Proving Ownership and Insurance Coverage
To get your license plate and registration certificate, you must prove that you own your vehicle and that you have Personal Injury Protection (PIP) insurance coverage for your vehicle. You must prove ownership by showing your certificate of title. You must prove PIP coverage by showing an insurance identification card or other acceptable proof. The vehicle identification number (VIN) on any vehicle previously titled or registered in another state must be verified by one of several designated officials before the vehicle can be titled and registered in Florida. The VIN on any new vehicle purchased from an out-of-state dealer to be initially titled in Florida must also be verified.
Applying for title, license plates and registration
Apply for title, license plates and registration at any tax collector's office in Florida. The cost of your license plate will depend on the type and weight of your vehicle. Your vehicle must always have a current license plate and you must always have your vehicle's registration when you are driving.
If you buy a vehicle from a dealer in Florida, the dealer must apply for a certificate of title, certificate of registration and license plate for you. If you buy a vehicle from an individual, you must obtain the title from the individual and apply for a certificate of title in your name. You may apply for certificate of title, certificate of registration and license plate at the same time. You cannot get a license plate until you have a title to prove that you own the vehicle.
Vehicle license plates and registration must be renewed each year, on or before the birthday of the first owner listed on the registration form. Each time you renew, you must prove that you have the required insurance. You may renew by mail.
Registrations expire at midnight on the birthday of the first owner listed on the registration form, except for:
- mobile homes - renew yearly by January 31.
- truck-tractors and semi-trailers - renew yearly by December 31.
- vehicles owned by companies and corporations, and some commercial vehicles - renew yearly by June 30.
For more information or assistance on motor vehicle title and registration, contact your local tax collector's office.

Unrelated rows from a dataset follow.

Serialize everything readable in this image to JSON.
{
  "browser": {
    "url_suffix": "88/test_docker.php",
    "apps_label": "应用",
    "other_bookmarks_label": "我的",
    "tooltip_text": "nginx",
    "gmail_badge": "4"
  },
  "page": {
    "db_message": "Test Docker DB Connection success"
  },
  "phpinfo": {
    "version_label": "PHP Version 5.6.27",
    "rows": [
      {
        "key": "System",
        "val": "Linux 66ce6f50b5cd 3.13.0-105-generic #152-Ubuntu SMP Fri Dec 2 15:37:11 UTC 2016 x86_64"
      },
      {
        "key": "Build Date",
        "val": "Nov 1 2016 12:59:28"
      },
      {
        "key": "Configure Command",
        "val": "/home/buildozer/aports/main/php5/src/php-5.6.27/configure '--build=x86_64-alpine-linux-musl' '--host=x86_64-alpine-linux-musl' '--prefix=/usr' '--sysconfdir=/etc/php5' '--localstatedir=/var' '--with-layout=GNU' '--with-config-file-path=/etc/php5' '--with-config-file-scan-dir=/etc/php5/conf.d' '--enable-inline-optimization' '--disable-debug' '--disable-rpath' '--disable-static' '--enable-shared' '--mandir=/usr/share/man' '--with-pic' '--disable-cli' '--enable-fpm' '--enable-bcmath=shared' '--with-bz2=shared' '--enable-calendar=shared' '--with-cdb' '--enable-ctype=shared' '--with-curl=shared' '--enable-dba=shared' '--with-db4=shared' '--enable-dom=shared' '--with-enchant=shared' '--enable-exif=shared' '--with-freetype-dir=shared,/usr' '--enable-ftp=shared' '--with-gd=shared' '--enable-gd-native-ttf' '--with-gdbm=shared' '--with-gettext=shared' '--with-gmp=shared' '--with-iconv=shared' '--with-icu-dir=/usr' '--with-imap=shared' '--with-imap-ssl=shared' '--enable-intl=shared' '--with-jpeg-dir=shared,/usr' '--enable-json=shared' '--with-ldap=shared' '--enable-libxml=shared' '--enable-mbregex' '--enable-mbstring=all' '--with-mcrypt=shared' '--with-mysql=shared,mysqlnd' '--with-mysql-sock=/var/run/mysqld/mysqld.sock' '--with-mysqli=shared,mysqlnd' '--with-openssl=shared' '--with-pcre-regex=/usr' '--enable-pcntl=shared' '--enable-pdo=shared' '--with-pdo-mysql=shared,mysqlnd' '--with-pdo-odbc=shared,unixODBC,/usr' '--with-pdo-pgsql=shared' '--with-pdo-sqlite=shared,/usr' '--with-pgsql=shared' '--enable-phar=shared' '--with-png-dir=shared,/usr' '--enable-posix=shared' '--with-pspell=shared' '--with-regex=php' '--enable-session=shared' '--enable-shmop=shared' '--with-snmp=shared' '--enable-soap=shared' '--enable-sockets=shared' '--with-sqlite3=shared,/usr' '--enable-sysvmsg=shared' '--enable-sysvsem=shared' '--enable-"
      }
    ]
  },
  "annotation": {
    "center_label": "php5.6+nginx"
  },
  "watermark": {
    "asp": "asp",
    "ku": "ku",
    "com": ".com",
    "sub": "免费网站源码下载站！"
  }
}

Disclaimer: Please get an official copy of the Florida Driver Handbook by visiting your local DMV Office. While we try, we cannot guarantee the accuracy of the online verison provided here.